Website and app data records
Segment Open
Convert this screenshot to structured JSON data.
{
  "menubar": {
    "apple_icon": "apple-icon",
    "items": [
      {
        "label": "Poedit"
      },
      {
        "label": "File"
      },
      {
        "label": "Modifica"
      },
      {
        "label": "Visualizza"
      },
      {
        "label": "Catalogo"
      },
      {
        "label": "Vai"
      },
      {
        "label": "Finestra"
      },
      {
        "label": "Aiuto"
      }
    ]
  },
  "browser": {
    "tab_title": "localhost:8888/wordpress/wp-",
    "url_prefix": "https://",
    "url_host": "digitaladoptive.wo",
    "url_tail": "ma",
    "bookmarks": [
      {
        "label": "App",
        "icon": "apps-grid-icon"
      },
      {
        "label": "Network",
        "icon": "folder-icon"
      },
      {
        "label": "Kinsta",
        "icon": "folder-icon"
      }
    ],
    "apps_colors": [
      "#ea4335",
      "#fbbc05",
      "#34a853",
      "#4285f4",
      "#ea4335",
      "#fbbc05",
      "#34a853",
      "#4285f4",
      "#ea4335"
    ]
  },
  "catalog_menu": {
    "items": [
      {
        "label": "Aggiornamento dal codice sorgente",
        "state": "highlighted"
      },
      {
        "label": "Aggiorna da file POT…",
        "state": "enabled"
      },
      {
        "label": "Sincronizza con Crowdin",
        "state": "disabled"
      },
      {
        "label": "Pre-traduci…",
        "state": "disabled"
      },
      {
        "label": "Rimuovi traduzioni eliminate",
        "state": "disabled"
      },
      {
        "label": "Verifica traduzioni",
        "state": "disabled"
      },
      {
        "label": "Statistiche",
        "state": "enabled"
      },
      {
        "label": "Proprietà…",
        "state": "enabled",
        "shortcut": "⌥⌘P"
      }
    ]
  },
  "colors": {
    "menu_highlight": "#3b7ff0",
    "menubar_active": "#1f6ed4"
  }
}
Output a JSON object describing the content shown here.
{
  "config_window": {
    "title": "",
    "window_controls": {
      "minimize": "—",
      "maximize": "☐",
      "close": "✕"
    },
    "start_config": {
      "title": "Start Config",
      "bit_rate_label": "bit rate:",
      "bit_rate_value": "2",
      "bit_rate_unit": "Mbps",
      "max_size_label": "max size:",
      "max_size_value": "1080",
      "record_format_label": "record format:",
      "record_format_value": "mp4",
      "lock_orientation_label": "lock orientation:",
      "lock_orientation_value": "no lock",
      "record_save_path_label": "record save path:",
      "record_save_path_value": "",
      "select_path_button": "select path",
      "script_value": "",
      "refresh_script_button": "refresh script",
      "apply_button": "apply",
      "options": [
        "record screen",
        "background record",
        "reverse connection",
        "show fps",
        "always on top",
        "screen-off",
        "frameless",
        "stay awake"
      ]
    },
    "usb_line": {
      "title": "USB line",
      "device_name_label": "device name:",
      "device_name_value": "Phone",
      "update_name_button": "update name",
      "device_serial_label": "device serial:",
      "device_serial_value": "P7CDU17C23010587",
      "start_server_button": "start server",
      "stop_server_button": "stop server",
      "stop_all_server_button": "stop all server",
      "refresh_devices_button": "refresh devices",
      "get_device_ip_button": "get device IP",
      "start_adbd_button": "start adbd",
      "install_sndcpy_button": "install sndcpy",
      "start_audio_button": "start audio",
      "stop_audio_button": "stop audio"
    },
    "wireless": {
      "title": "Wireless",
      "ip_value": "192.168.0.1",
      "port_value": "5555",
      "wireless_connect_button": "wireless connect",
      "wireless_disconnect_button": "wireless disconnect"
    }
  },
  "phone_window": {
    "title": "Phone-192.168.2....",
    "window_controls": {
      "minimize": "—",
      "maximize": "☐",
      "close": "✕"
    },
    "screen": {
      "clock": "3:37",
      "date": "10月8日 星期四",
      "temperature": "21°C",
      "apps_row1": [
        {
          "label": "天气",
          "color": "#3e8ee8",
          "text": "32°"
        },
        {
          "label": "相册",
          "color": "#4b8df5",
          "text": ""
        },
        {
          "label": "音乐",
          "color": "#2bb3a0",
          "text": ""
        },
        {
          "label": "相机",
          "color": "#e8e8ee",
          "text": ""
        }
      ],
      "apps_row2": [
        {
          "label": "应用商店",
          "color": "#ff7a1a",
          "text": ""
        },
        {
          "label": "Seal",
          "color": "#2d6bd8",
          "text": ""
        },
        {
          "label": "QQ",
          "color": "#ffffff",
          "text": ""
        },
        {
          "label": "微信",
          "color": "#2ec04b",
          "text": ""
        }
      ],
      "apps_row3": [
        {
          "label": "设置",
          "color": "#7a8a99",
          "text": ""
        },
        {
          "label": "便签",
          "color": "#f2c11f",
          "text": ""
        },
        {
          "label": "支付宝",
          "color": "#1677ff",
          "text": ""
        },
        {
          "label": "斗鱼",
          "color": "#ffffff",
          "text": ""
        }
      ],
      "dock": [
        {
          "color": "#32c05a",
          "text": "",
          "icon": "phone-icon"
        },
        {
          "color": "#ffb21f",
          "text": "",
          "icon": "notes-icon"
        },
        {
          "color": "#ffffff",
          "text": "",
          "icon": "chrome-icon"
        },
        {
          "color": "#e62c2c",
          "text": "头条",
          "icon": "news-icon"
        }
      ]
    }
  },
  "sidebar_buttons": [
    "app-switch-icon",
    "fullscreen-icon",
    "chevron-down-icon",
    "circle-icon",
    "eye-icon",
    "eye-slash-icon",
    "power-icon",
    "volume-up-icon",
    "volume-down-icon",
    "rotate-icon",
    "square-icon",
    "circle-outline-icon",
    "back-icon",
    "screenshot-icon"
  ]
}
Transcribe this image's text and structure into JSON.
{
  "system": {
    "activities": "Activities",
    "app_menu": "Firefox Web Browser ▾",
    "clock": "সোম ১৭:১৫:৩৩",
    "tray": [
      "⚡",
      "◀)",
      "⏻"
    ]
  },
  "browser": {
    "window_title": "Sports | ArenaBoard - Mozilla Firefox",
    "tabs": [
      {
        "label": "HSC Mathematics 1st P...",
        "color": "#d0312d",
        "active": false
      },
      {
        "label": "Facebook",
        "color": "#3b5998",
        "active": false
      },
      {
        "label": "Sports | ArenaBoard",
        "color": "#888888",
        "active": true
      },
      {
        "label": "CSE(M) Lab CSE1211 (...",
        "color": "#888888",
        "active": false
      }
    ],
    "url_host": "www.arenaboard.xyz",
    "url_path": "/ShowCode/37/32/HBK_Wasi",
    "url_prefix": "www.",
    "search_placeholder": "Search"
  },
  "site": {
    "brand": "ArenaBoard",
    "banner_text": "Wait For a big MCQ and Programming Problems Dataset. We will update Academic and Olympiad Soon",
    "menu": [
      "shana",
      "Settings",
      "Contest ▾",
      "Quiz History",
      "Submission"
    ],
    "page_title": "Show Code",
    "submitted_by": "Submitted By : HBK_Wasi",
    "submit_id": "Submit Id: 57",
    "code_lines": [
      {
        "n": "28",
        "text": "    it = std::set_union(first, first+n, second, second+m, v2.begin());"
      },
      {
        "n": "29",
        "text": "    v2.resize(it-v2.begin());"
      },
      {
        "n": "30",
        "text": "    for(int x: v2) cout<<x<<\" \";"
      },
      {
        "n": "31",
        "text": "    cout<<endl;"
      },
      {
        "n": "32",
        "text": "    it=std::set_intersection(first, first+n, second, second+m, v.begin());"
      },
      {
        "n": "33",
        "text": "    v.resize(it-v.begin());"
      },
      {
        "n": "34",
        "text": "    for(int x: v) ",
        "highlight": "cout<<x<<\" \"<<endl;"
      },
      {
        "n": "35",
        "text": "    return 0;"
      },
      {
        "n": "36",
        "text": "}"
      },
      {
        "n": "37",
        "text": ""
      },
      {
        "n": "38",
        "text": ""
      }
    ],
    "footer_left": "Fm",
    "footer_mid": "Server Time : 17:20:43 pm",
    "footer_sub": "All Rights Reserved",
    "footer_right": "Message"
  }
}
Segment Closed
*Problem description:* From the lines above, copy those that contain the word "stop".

*Problem solution:*
      "stop_server_button": "stop server",
      "stop_all_server_button": "stop all server",
      "stop_audio_button": "stop audio"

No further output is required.